Report all lines of the data below that hold the word "JSON".

┌──

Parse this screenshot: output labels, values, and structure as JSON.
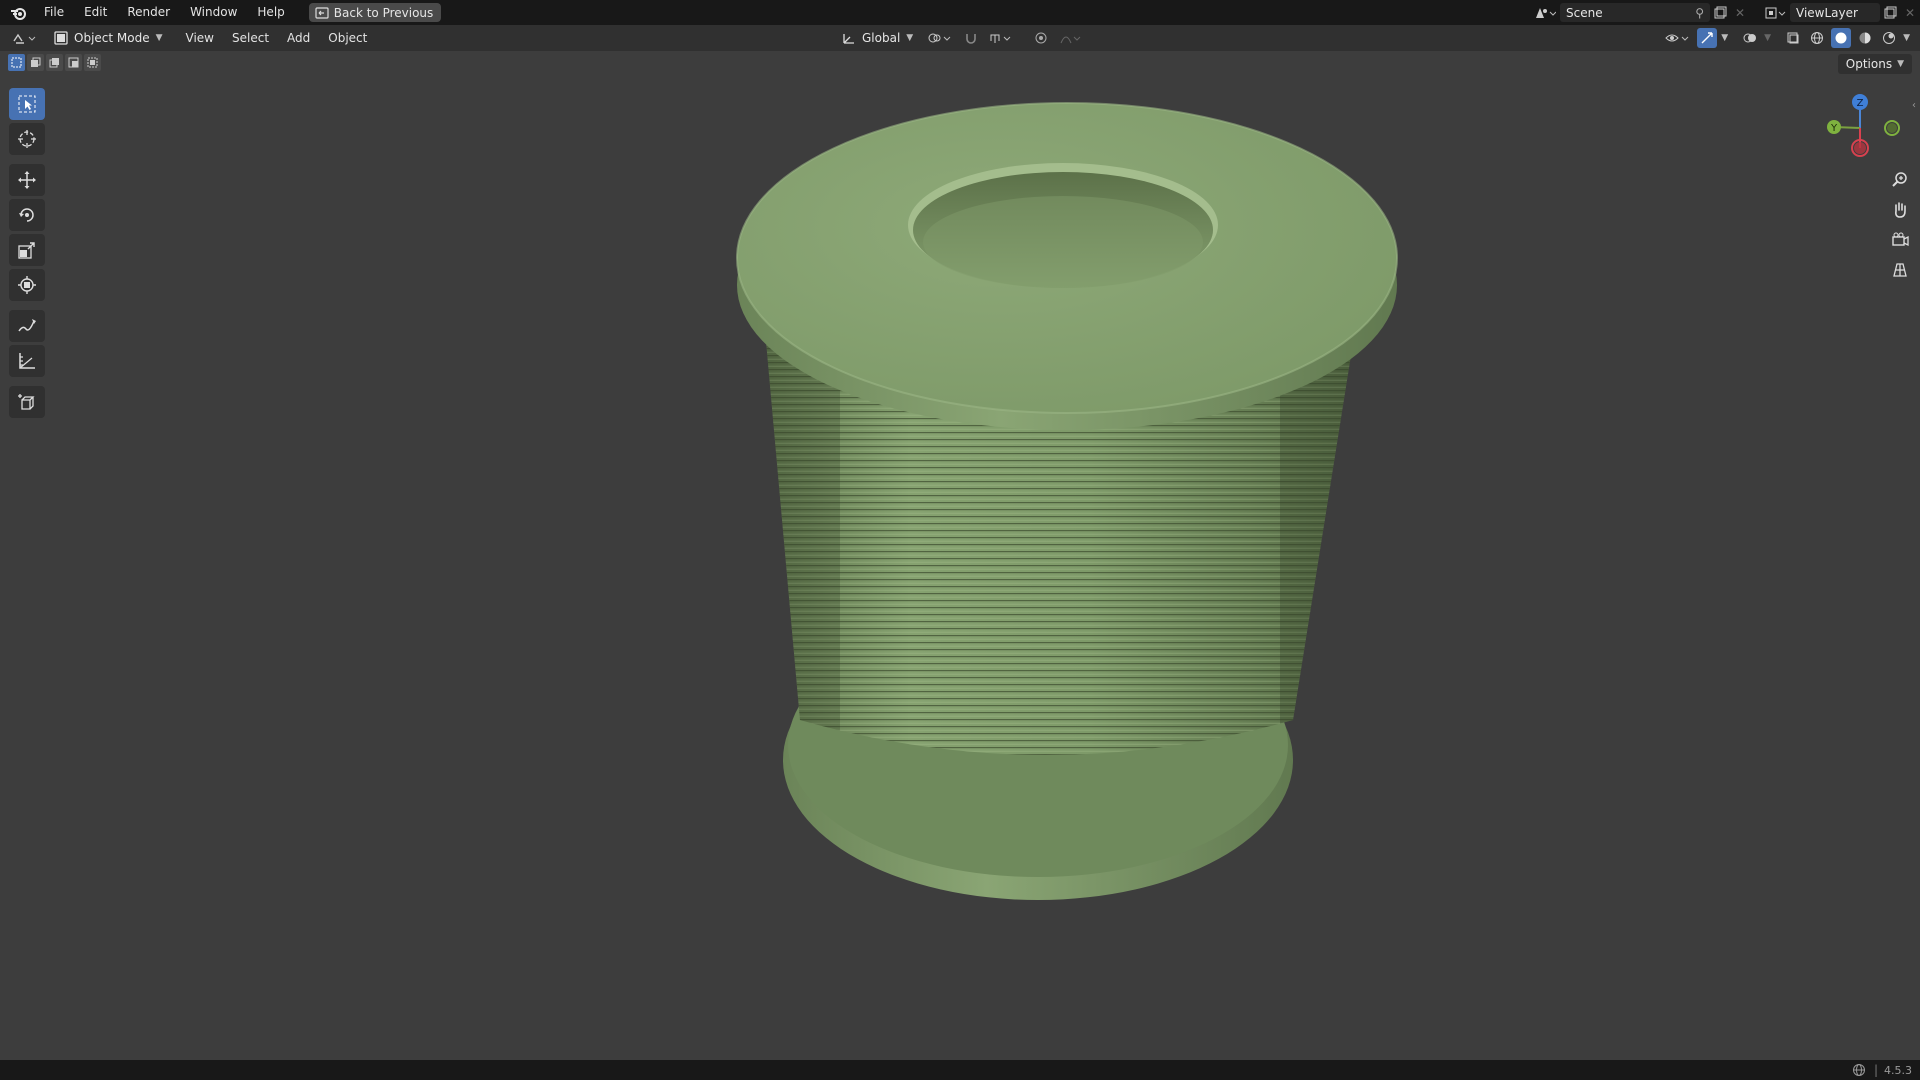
{
  "topbar": {
    "menu": [
      "File",
      "Edit",
      "Render",
      "Window",
      "Help"
    ],
    "back_button": "Back to Previous",
    "scene_name": "Scene",
    "view_layer": "ViewLayer"
  },
  "header": {
    "mode": "Object Mode",
    "menu": [
      "View",
      "Select",
      "Add",
      "Object"
    ],
    "transform_orientation": "Global",
    "options": "Options"
  },
  "toolbar": {
    "tools": [
      "select-box",
      "cursor",
      "move",
      "rotate",
      "scale",
      "transform",
      "annotate",
      "measure",
      "add-cube"
    ],
    "active_tool": "select-box"
  },
  "gizmo": {
    "axes": [
      "Z",
      "Y",
      "X"
    ]
  },
  "status": {
    "version": "4.5.3"
  },
  "colors": {
    "accent": "#4772b3",
    "object": "#7e9c6a",
    "background": "#3d3d3d"
  }
}
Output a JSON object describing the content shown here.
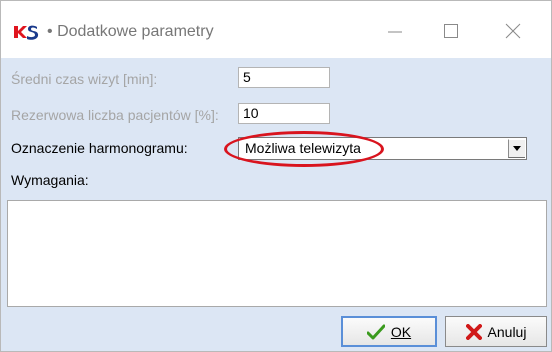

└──

Task answer ▸
Parse this screenshot: output labels, values, and structure as JSON.
Output a JSON object describing the content shown here.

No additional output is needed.